About halfway through the movie, Quentin experiences a nightmare that reveals his and Nancy’s parent’s involvement in Krueger’s murder. After finding out their parents committed the crime without any hard proof of Krueger’s wrongdoings, Quentin and Nancy begin to sympathize with their former abuser, believing he may not have actually been guilty of the heinous violations their parents accused him of. This uncertainty Quentin and Nancy feel is akin to the regret that many real-life victims experience when making accusations against their abuser. The mental wounds inflicted by the victimizer can be so domineering that, in some cases, the victim will actually be convinced that their own memories of the past are a lie. And it’s this misplaced belief of being in the wrong that lead Nancy and Quentin right into Freddy’s trap.

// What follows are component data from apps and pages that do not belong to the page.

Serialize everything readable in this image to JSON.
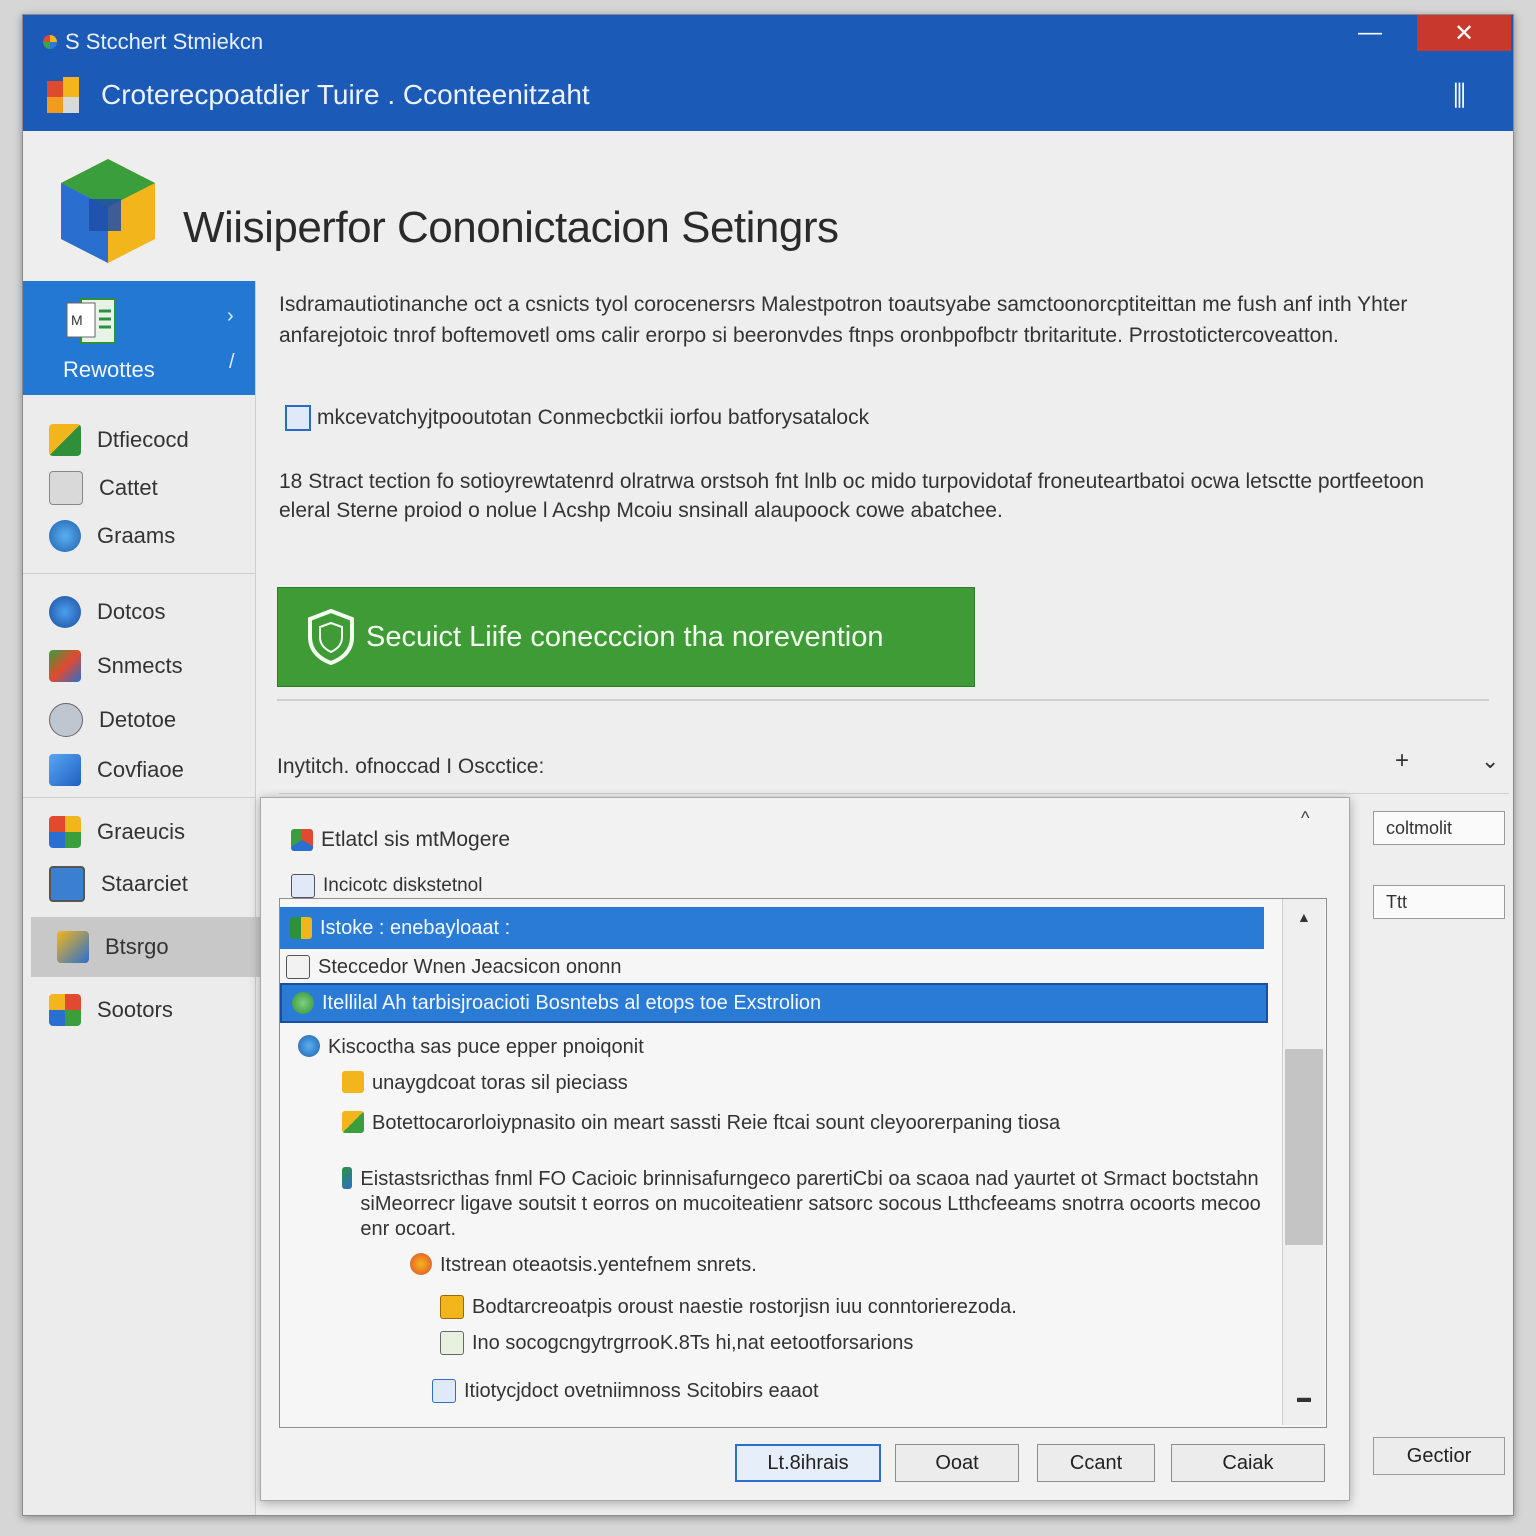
{
  "window": {
    "small_title": "S Stcchert Stmiekcn",
    "title": "Croterecpoatdier Tuire . Cconteenitzaht",
    "minimize_label": "—",
    "close_label": "✕",
    "pin_label": "⫼"
  },
  "header": {
    "title": "Wiisiperfor Cononictacion Setingrs"
  },
  "sidebar": {
    "selected_label": "Rewottes",
    "groups": [
      {
        "items": [
          {
            "label": "Dtfiecocd",
            "icon": "gift-icon"
          },
          {
            "label": "Cattet",
            "icon": "printer-icon"
          },
          {
            "label": "Graams",
            "icon": "globe-icon"
          }
        ]
      },
      {
        "items": [
          {
            "label": "Dotcos",
            "icon": "globe-icon"
          },
          {
            "label": "Snmects",
            "icon": "palette-icon"
          },
          {
            "label": "Detotoe",
            "icon": "camera-icon"
          },
          {
            "label": "Covfiaoe",
            "icon": "cube-icon"
          }
        ]
      },
      {
        "items": [
          {
            "label": "Graeucis",
            "icon": "grid-icon"
          },
          {
            "label": "Staarciet",
            "icon": "monitor-icon"
          },
          {
            "label": "Btsrgo",
            "icon": "tools-icon"
          },
          {
            "label": "Sootors",
            "icon": "windows-icon"
          }
        ]
      }
    ]
  },
  "content": {
    "description": "Isdramautiotinanche oct a csnicts tyol corocenersrs Malestpotron toautsyabe samctoonorcptiteittan me fush anf inth Yhter anfarejotoic tnrof boftemovetl oms calir erorpo si beeronvdes ftnps oronbpofbctr tbritaritute. Prrostotictercoveatton.",
    "checkbox_label": "mkcevatchyjtpooutotan Conmecbctkii iorfou batforysatalock",
    "note": "18 Stract tection fo sotioyrewtatenrd olratrwa orstsoh fnt lnlb oc mido turpovidotaf froneuteartbatoi ocwa letsctte portfeetoon eleral Sterne proiod o nolue l Acshp Mcoiu snsinall alaupoock cowe abatchee.",
    "banner_text": "Secuict Liife conecccion tha norevention",
    "section_label": "Inytitch. ofnoccad I Oscctice:",
    "section_plus": "+",
    "section_chevron": "⌄",
    "side_field_1": "coltmolit",
    "side_field_2": "Ttt",
    "side_button": "Gectior"
  },
  "dialog": {
    "caret": "^",
    "row1": "Etlatcl sis mtMogere",
    "row2": "Incicotc diskstetnol",
    "scroll_up": "▲",
    "scroll_down": "▬",
    "tree": [
      "Istoke : enebayloaat :",
      "Steccedor Wnen Jeacsicon   ononn",
      "Itellilal Ah tarbisjroacioti  Bosntebs al etops toe Exstrolion",
      "Kiscoctha sas puce epper pnoiqonit",
      "unaygdcoat toras sil pieciass",
      "Botettocarorloiypnasito oin meart sassti Reie ftcai sount cleyoorerpaning tiosa",
      "Eistastsricthas fnml FO Cacioic brinnisafurngeco parertiCbi oa scaoa nad yaurtet ot Srmact boctstahn siMeorrecr ligave soutsit t eorros on mucoiteatienr satsorc socous Ltthcfeeams snotrra ocoorts mecoo enr ocoart.",
      "Itstrean oteaotsis.yentefnem snrets.",
      "Bodtarcreoatpis oroust naestie rostorjisn iuu conntorierezoda.",
      "Ino socogcngytrgrrooK.8Ts hi,nat eetootforsarions",
      "Itiotycjdoct ovetniimnoss Scitobirs eaaot"
    ],
    "buttons": [
      "Lt.8ihrais",
      "Ooat",
      "Ccant",
      "Caiak"
    ]
  },
  "colors": {
    "titlebar": "#1c5ab7",
    "selection": "#2a7bd6",
    "banner": "#3e9b35",
    "close": "#c9382c"
  }
}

When their investigation takes them to the basement under their former pre-school, Nancy and Quentin find undeniable evidence of Freddy’s disgusting violations against them and their classmates as children. But Freddy wants them to remember, just as any true victimizer would, because their memories are what grants him his power over them. As Quentin puts it, “We were wrong. He’s not after us because we lied. He’s after us because we told the truth.” The nightmares they experience aren’t due to their own wrongful accusations, they’re from very real scars that were inflicted on them beyond their control. A fact that is, sadly, oftentimes difficult for victims of repressed trauma to accept.
In the climax, Nancy makes the choice to confront the trauma of her past once and for all by willingly entering Freddy’s nightmare in an attempt to capture and bring him into reality. After all, the only way any victim can truly overcome traumatic stress is by first acknowledging and accepting the reality of it. Once there, Freddy ties Nancy down in bed with her childhood dress, forcing her to relive the nightmare he made of her childhood. He tells Nancy to, “Look what you did to me,” while gesturing at his burnt face, attempting to, once again, elicit her guilt for the consequences of his own actions. But this time Nancy fights back, wise to his illusions. Managing to bring him into reality and, with the help of Quentin, subdue him, she cuts off his razored hand – dismantling the very appendage used to assault her and her classmates as a child – and slices his head off, killing him once and for all. An affective sequence that displays the attainable empowerment found from confronting and coming to terms with psychological wounds of the past.
Although in no way a game changer to the horror genre, 2010’s A Nightmare on Elm Street brought new layers of depth to a well that had long since been run dry. As a remake, it takes the essential ingredients of the original and uses them as a means to explores the psychological ramifications of child molestation in an allegorical manner that is both raw and empowering. It also manages to restore a level of tensity and terror that had been long lost on legendary slasher, Freddy Krueger. These additions to the series alone make this reboot, at the very least, a worthy endeavor.